==== Source records

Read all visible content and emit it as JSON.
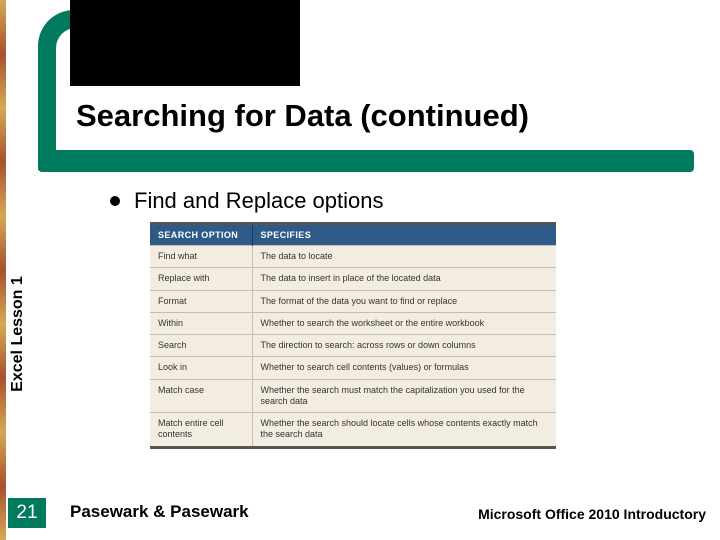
{
  "header": {
    "title": "Searching for Data (continued)"
  },
  "sidebar": {
    "label": "Excel Lesson 1"
  },
  "bullet": {
    "text": "Find and Replace options"
  },
  "table": {
    "headers": [
      "SEARCH OPTION",
      "SPECIFIES"
    ],
    "rows": [
      {
        "option": "Find what",
        "specifies": "The data to locate"
      },
      {
        "option": "Replace with",
        "specifies": "The data to insert in place of the located data"
      },
      {
        "option": "Format",
        "specifies": "The format of the data you want to find or replace"
      },
      {
        "option": "Within",
        "specifies": "Whether to search the worksheet or the entire workbook"
      },
      {
        "option": "Search",
        "specifies": "The direction to search: across rows or down columns"
      },
      {
        "option": "Look in",
        "specifies": "Whether to search cell contents (values) or formulas"
      },
      {
        "option": "Match case",
        "specifies": "Whether the search must match the capitalization you used for the search data"
      },
      {
        "option": "Match entire cell contents",
        "specifies": "Whether the search should locate cells whose contents exactly match the search data"
      }
    ]
  },
  "footer": {
    "page": "21",
    "left": "Pasewark & Pasewark",
    "right": "Microsoft Office 2010 Introductory"
  }
}
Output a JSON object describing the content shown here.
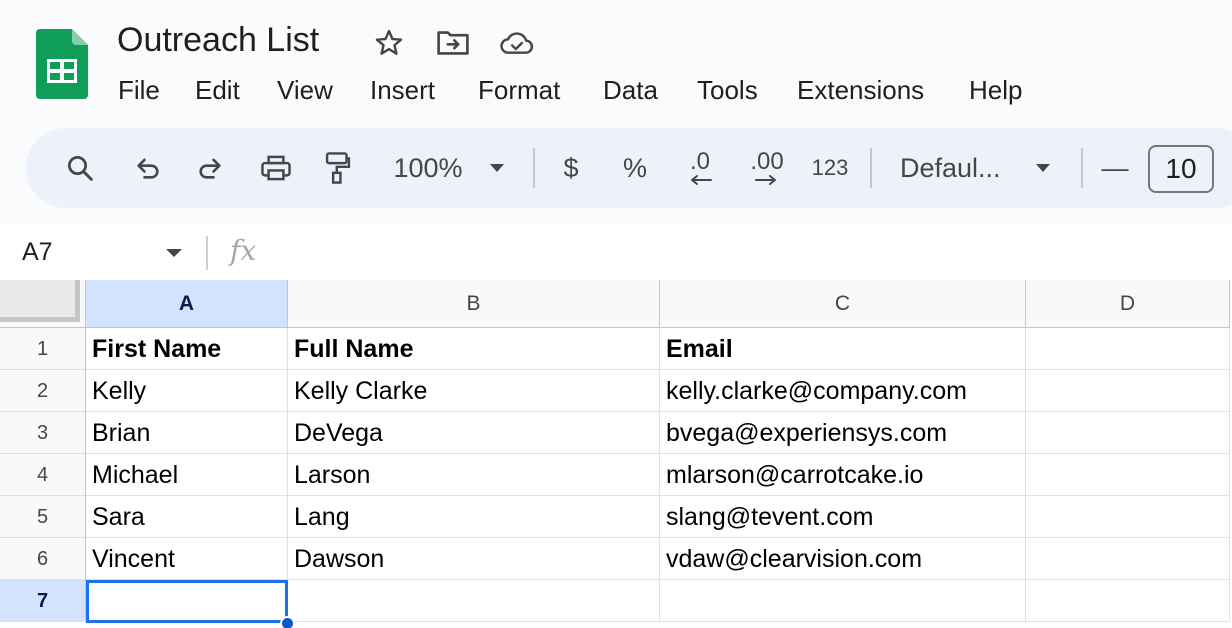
{
  "app": {
    "doc_title": "Outreach List",
    "title_icons": [
      "star-icon",
      "move-to-folder-icon",
      "cloud-saved-icon"
    ],
    "menu": [
      "File",
      "Edit",
      "View",
      "Insert",
      "Format",
      "Data",
      "Tools",
      "Extensions",
      "Help"
    ]
  },
  "toolbar": {
    "zoom": "100%",
    "currency": "$",
    "percent": "%",
    "decrease_decimal": ".0",
    "increase_decimal": ".00",
    "number_format": "123",
    "font": "Defaul...",
    "font_size_decrease": "—",
    "font_size": "10"
  },
  "formula_bar": {
    "name_box": "A7",
    "fx": "fx",
    "content": ""
  },
  "sheet": {
    "columns": [
      "A",
      "B",
      "C",
      "D"
    ],
    "active_column": "A",
    "row_numbers": [
      "1",
      "2",
      "3",
      "4",
      "5",
      "6",
      "7"
    ],
    "active_row": "7",
    "rows": [
      [
        "First Name",
        "Full Name",
        "Email",
        ""
      ],
      [
        "Kelly",
        "Kelly Clarke",
        "kelly.clarke@company.com",
        ""
      ],
      [
        "Brian",
        "DeVega",
        "bvega@experiensys.com",
        ""
      ],
      [
        "Michael",
        "Larson",
        "mlarson@carrotcake.io",
        ""
      ],
      [
        "Sara",
        "Lang",
        "slang@tevent.com",
        ""
      ],
      [
        "Vincent",
        "Dawson",
        "vdaw@clearvision.com",
        ""
      ],
      [
        "",
        "",
        "",
        ""
      ]
    ]
  },
  "colors": {
    "sheets_green": "#0f9d58",
    "toolbar_bg": "#edf2fa",
    "selection_blue": "#1a73e8",
    "header_active": "#d3e3fd"
  }
}
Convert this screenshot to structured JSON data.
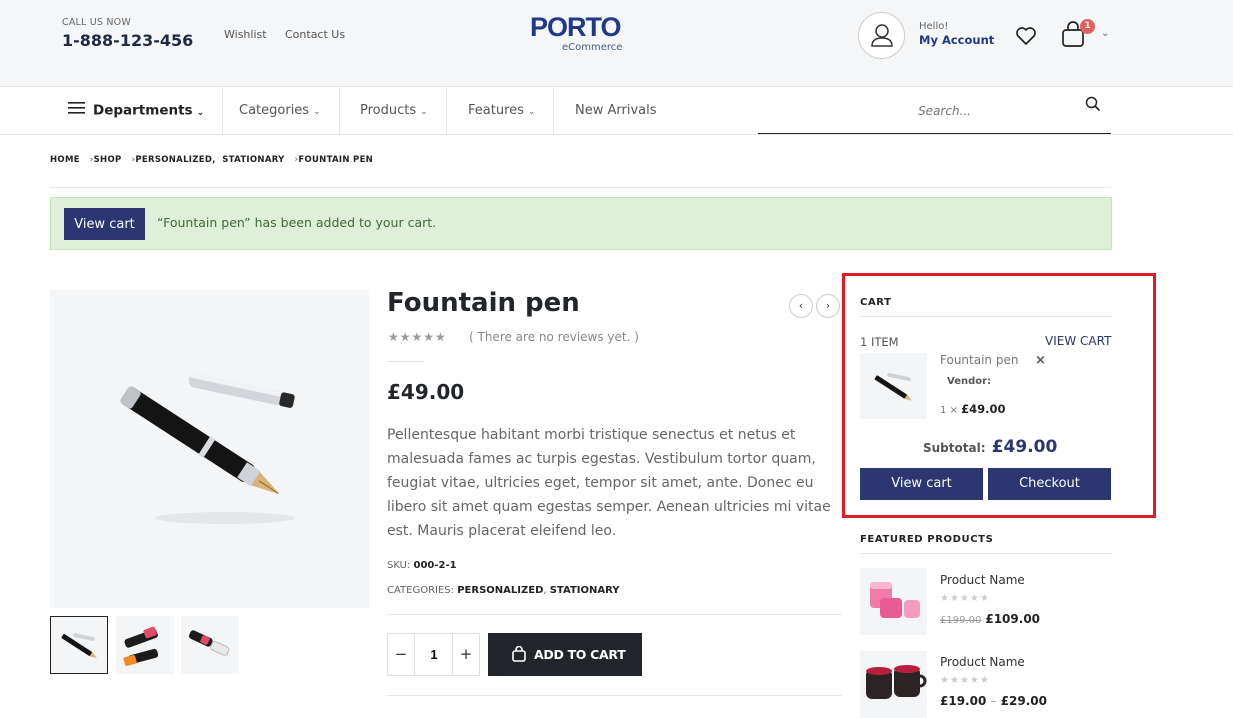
{
  "header": {
    "call_label": "CALL US NOW",
    "phone": "1-888-123-456",
    "links": [
      "Wishlist",
      "Contact Us"
    ],
    "logo": {
      "main": "PORTO",
      "sub": "eCommerce"
    },
    "account": {
      "hello": "Hello!",
      "label": "My Account"
    },
    "cart_count": "1"
  },
  "nav": {
    "departments": "Departments",
    "items": [
      "Categories",
      "Products",
      "Features",
      "New Arrivals"
    ],
    "search_placeholder": "Search..."
  },
  "breadcrumb": [
    "HOME",
    "SHOP",
    "PERSONALIZED,",
    "STATIONARY",
    "FOUNTAIN PEN"
  ],
  "notice": {
    "button": "View cart",
    "text": "“Fountain pen” has been added to your cart."
  },
  "product": {
    "title": "Fountain pen",
    "reviews": "( There are no reviews yet. )",
    "rating_stars": 0,
    "price": "£49.00",
    "description": "Pellentesque habitant morbi tristique senectus et netus et malesuada fames ac turpis egestas. Vestibulum tortor quam, feugiat vitae, ultricies eget, tempor sit amet, ante. Donec eu libero sit amet quam egestas semper. Aenean ultricies mi vitae est. Mauris placerat eleifend leo.",
    "sku_label": "SKU:",
    "sku": "000-2-1",
    "categories_label": "CATEGORIES:",
    "categories": [
      "PERSONALIZED",
      "STATIONARY"
    ],
    "quantity": "1",
    "add_to_cart": "ADD TO CART",
    "minus": "−",
    "plus": "+"
  },
  "cart_widget": {
    "title": "CART",
    "count": "1 ITEM",
    "view_cart_link": "VIEW CART",
    "item": {
      "name": "Fountain pen",
      "vendor": "Vendor:",
      "qty": "1 ×",
      "price": "£49.00",
      "remove": "×"
    },
    "subtotal_label": "Subtotal:",
    "subtotal": "£49.00",
    "view_cart_button": "View cart",
    "checkout_button": "Checkout"
  },
  "featured": {
    "title": "FEATURED PRODUCTS",
    "items": [
      {
        "name": "Product Name",
        "old_price": "£199.00",
        "price": "£109.00"
      },
      {
        "name": "Product Name",
        "price_from": "£19.00",
        "sep": "–",
        "price_to": "£29.00"
      }
    ]
  },
  "colors": {
    "accent": "#2a3770",
    "highlight": "#e01b24",
    "notice_bg": "#dff0d8"
  }
}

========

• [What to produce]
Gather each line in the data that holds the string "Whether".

• [Response]
        "specifies": "Whether to search the worksheet or the entire workbook"
        "specifies": "Whether to search cell contents (values) or formulas"
        "specifies": "Whether the search must match the capitalization you used for the search data"
        "specifies": "Whether the search should locate cells whose contents exactly match the search data"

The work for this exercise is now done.